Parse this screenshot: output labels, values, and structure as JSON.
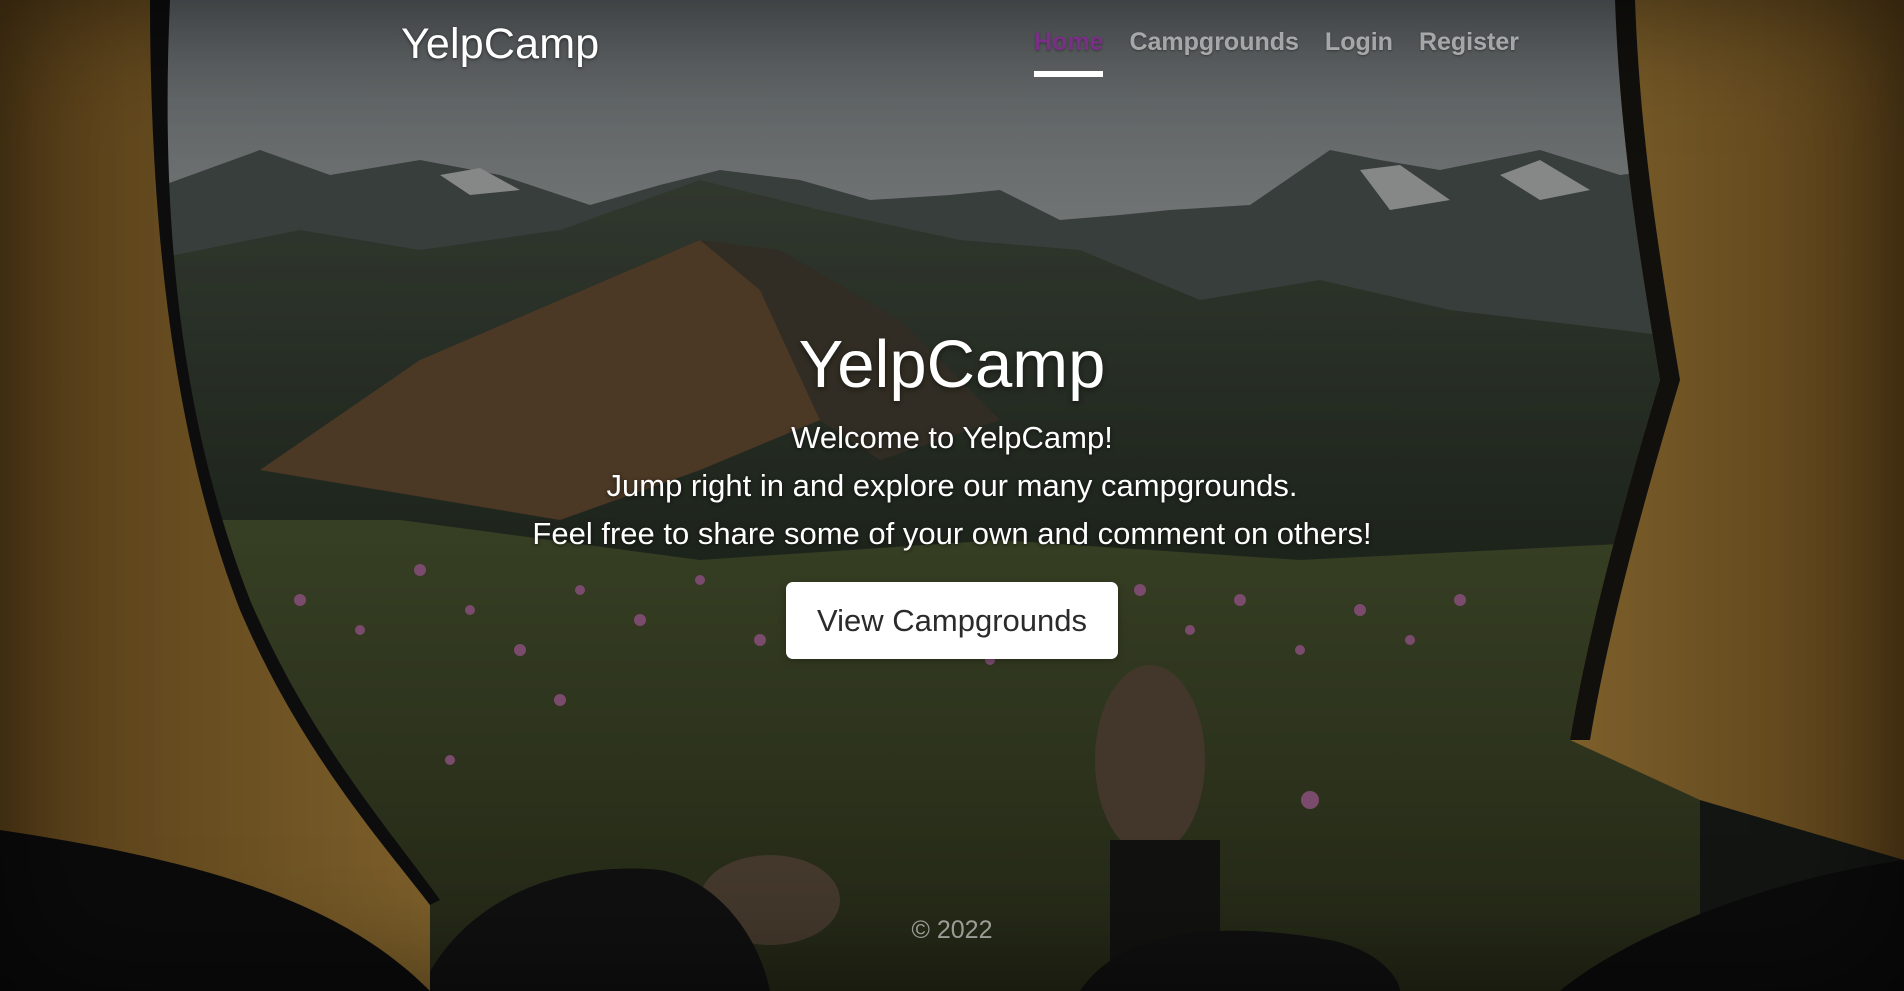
{
  "header": {
    "brand": "YelpCamp",
    "nav": [
      {
        "label": "Home",
        "active": true
      },
      {
        "label": "Campgrounds",
        "active": false
      },
      {
        "label": "Login",
        "active": false
      },
      {
        "label": "Register",
        "active": false
      }
    ]
  },
  "hero": {
    "title": "YelpCamp",
    "lines": [
      "Welcome to YelpCamp!",
      "Jump right in and explore our many campgrounds.",
      "Feel free to share some of your own and comment on others!"
    ],
    "cta_label": "View Campgrounds"
  },
  "footer": {
    "copyright": "© 2022"
  },
  "colors": {
    "active_nav": "#7a2f86",
    "tent_fabric": "#b98a3e",
    "meadow": "#4b5a32",
    "mountains": "#3a4540",
    "sky": "#aeb6b8"
  }
}
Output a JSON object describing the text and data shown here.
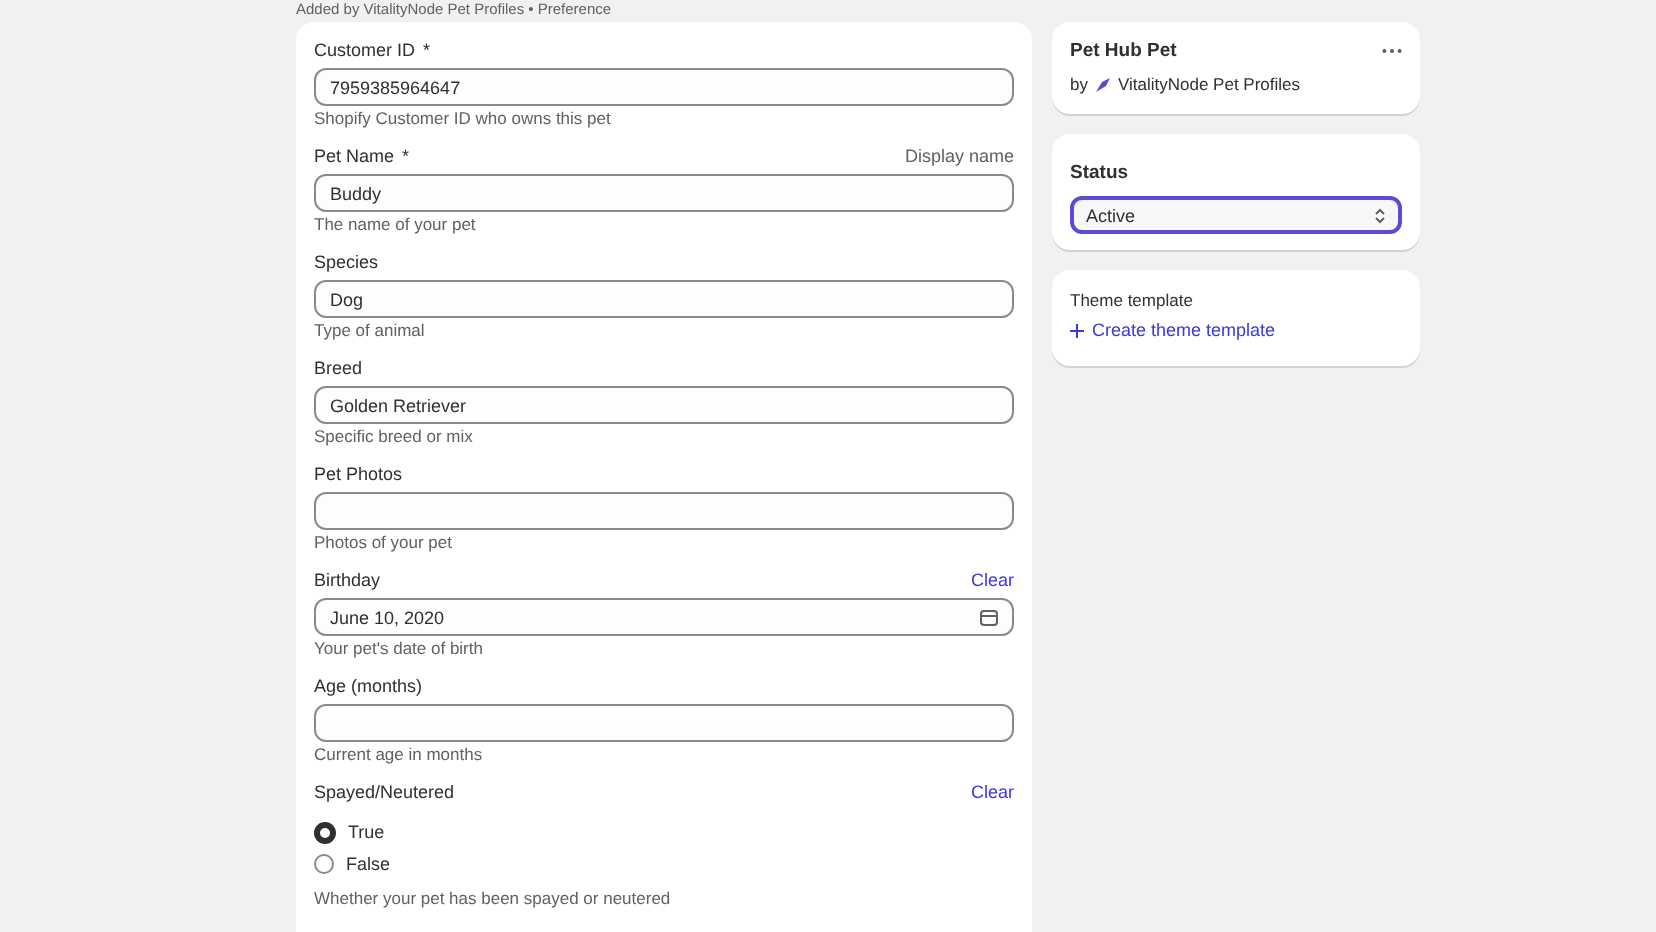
{
  "breadcrumb": "Added by VitalityNode Pet Profiles • Preference",
  "fields": [
    {
      "kind": "text",
      "label": "Customer ID",
      "marker": "*",
      "value": "7959385964647",
      "help": "Shopify Customer ID who owns this pet"
    },
    {
      "kind": "text",
      "label": "Pet Name",
      "marker": "*",
      "aside": "Display name",
      "value": "Buddy",
      "help": "The name of your pet"
    },
    {
      "kind": "text",
      "label": "Species",
      "value": "Dog",
      "help": "Type of animal"
    },
    {
      "kind": "text",
      "label": "Breed",
      "value": "Golden Retriever",
      "help": "Specific breed or mix"
    },
    {
      "kind": "text",
      "label": "Pet Photos",
      "help": "Photos of your pet"
    },
    {
      "kind": "date",
      "label": "Birthday",
      "clear": "Clear",
      "value": "June 10, 2020",
      "help": "Your pet's date of birth"
    },
    {
      "kind": "text",
      "label": "Age (months)",
      "help": "Current age in months"
    },
    {
      "kind": "radio",
      "label": "Spayed/Neutered",
      "clear": "Clear",
      "options": [
        {
          "label": "True",
          "selected": true
        },
        {
          "label": "False",
          "selected": false
        }
      ],
      "help": "Whether your pet has been spayed or neutered"
    }
  ],
  "app_card": {
    "title": "Pet Hub Pet",
    "by": "by",
    "app": "VitalityNode Pet Profiles"
  },
  "status": {
    "title": "Status",
    "value": "Active"
  },
  "theme": {
    "title": "Theme template",
    "link": "Create theme template"
  }
}
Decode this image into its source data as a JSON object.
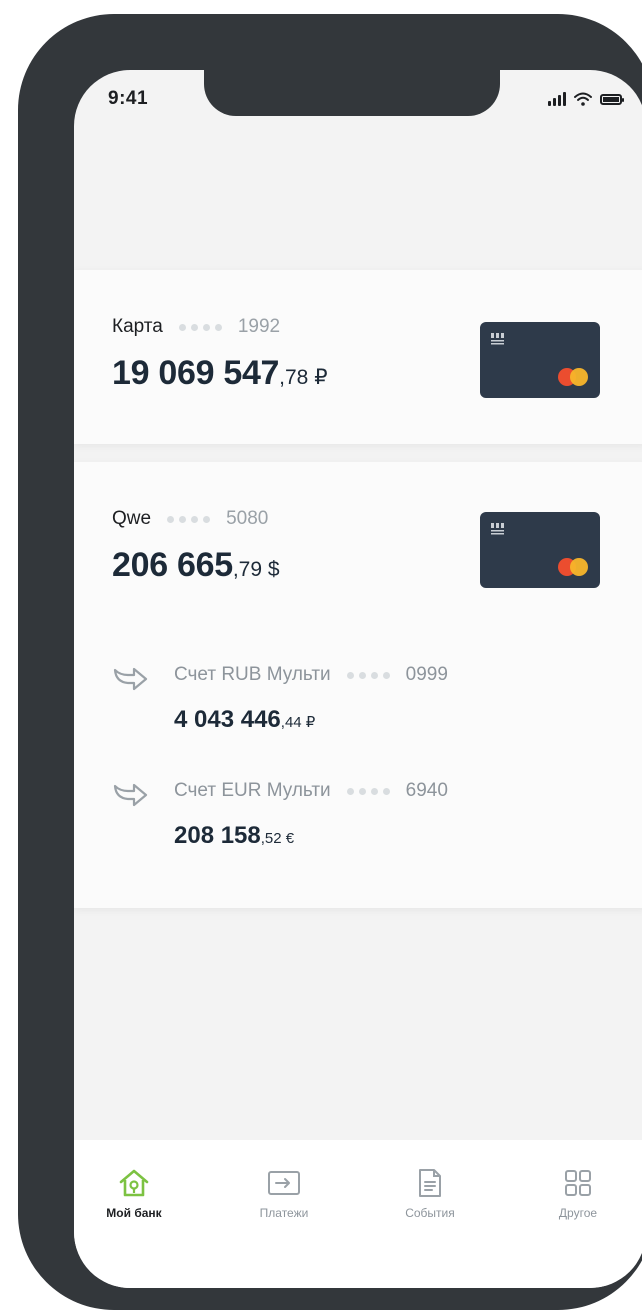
{
  "status_bar": {
    "time": "9:41"
  },
  "accounts": [
    {
      "label": "Карта",
      "number": "1992",
      "balance_main": "19 069 547",
      "balance_cents": ",78 ₽"
    },
    {
      "label": "Qwe",
      "number": "5080",
      "balance_main": "206 665",
      "balance_cents": ",79 $",
      "sub_accounts": [
        {
          "label": "Счет RUB Мульти",
          "number": "0999",
          "balance_main": "4 043 446",
          "balance_cents": ",44 ₽"
        },
        {
          "label": "Счет EUR Мульти",
          "number": "6940",
          "balance_main": "208 158",
          "balance_cents": ",52 €"
        }
      ]
    }
  ],
  "tab_bar": {
    "items": [
      {
        "label": "Мой банк",
        "icon": "home-icon",
        "active": true
      },
      {
        "label": "Платежи",
        "icon": "payments-icon",
        "active": false
      },
      {
        "label": "События",
        "icon": "document-icon",
        "active": false
      },
      {
        "label": "Другое",
        "icon": "grid-icon",
        "active": false
      }
    ]
  },
  "colors": {
    "frame": "#33373b",
    "screen_bg": "#f3f3f3",
    "card_bg": "#2e3a4a",
    "accent_green": "#7cc242",
    "balance_text": "#1d2a38"
  }
}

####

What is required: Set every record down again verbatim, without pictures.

The answer:
Parse this screenshot: output labels, values, and structure as JSON.
{
  "header": {
    "brand": "YelpCamp",
    "nav": [
      {
        "label": "Home",
        "active": true
      },
      {
        "label": "Campgrounds",
        "active": false
      },
      {
        "label": "Login",
        "active": false
      },
      {
        "label": "Register",
        "active": false
      }
    ]
  },
  "hero": {
    "title": "YelpCamp",
    "lines": [
      "Welcome to YelpCamp!",
      "Jump right in and explore our many campgrounds.",
      "Feel free to share some of your own and comment on others!"
    ],
    "cta_label": "View Campgrounds"
  },
  "footer": {
    "copyright": "© 2022"
  },
  "colors": {
    "active_nav": "#7a2f86",
    "tent_fabric": "#b98a3e",
    "meadow": "#4b5a32",
    "mountains": "#3a4540",
    "sky": "#aeb6b8"
  }
}
Output a JSON object describing the text and data shown here.
{
  "breadcrumb": "Added by VitalityNode Pet Profiles • Preference",
  "fields": [
    {
      "kind": "text",
      "label": "Customer ID",
      "marker": "*",
      "value": "7959385964647",
      "help": "Shopify Customer ID who owns this pet"
    },
    {
      "kind": "text",
      "label": "Pet Name",
      "marker": "*",
      "aside": "Display name",
      "value": "Buddy",
      "help": "The name of your pet"
    },
    {
      "kind": "text",
      "label": "Species",
      "value": "Dog",
      "help": "Type of animal"
    },
    {
      "kind": "text",
      "label": "Breed",
      "value": "Golden Retriever",
      "help": "Specific breed or mix"
    },
    {
      "kind": "text",
      "label": "Pet Photos",
      "help": "Photos of your pet"
    },
    {
      "kind": "date",
      "label": "Birthday",
      "clear": "Clear",
      "value": "June 10, 2020",
      "help": "Your pet's date of birth"
    },
    {
      "kind": "text",
      "label": "Age (months)",
      "help": "Current age in months"
    },
    {
      "kind": "radio",
      "label": "Spayed/Neutered",
      "clear": "Clear",
      "options": [
        {
          "label": "True",
          "selected": true
        },
        {
          "label": "False",
          "selected": false
        }
      ],
      "help": "Whether your pet has been spayed or neutered"
    }
  ],
  "app_card": {
    "title": "Pet Hub Pet",
    "by": "by",
    "app": "VitalityNode Pet Profiles"
  },
  "status": {
    "title": "Status",
    "value": "Active"
  },
  "theme": {
    "title": "Theme template",
    "link": "Create theme template"
  }
}
Decode this image into its source data as a JSON object.
{
  "status_bar": {
    "time": "9:41"
  },
  "accounts": [
    {
      "label": "Карта",
      "number": "1992",
      "balance_main": "19 069 547",
      "balance_cents": ",78 ₽"
    },
    {
      "label": "Qwe",
      "number": "5080",
      "balance_main": "206 665",
      "balance_cents": ",79 $",
      "sub_accounts": [
        {
          "label": "Счет RUB Мульти",
          "number": "0999",
          "balance_main": "4 043 446",
          "balance_cents": ",44 ₽"
        },
        {
          "label": "Счет EUR Мульти",
          "number": "6940",
          "balance_main": "208 158",
          "balance_cents": ",52 €"
        }
      ]
    }
  ],
  "tab_bar": {
    "items": [
      {
        "label": "Мой банк",
        "icon": "home-icon",
        "active": true
      },
      {
        "label": "Платежи",
        "icon": "payments-icon",
        "active": false
      },
      {
        "label": "События",
        "icon": "document-icon",
        "active": false
      },
      {
        "label": "Другое",
        "icon": "grid-icon",
        "active": false
      }
    ]
  },
  "colors": {
    "frame": "#33373b",
    "screen_bg": "#f3f3f3",
    "card_bg": "#2e3a4a",
    "accent_green": "#7cc242",
    "balance_text": "#1d2a38"
  }
}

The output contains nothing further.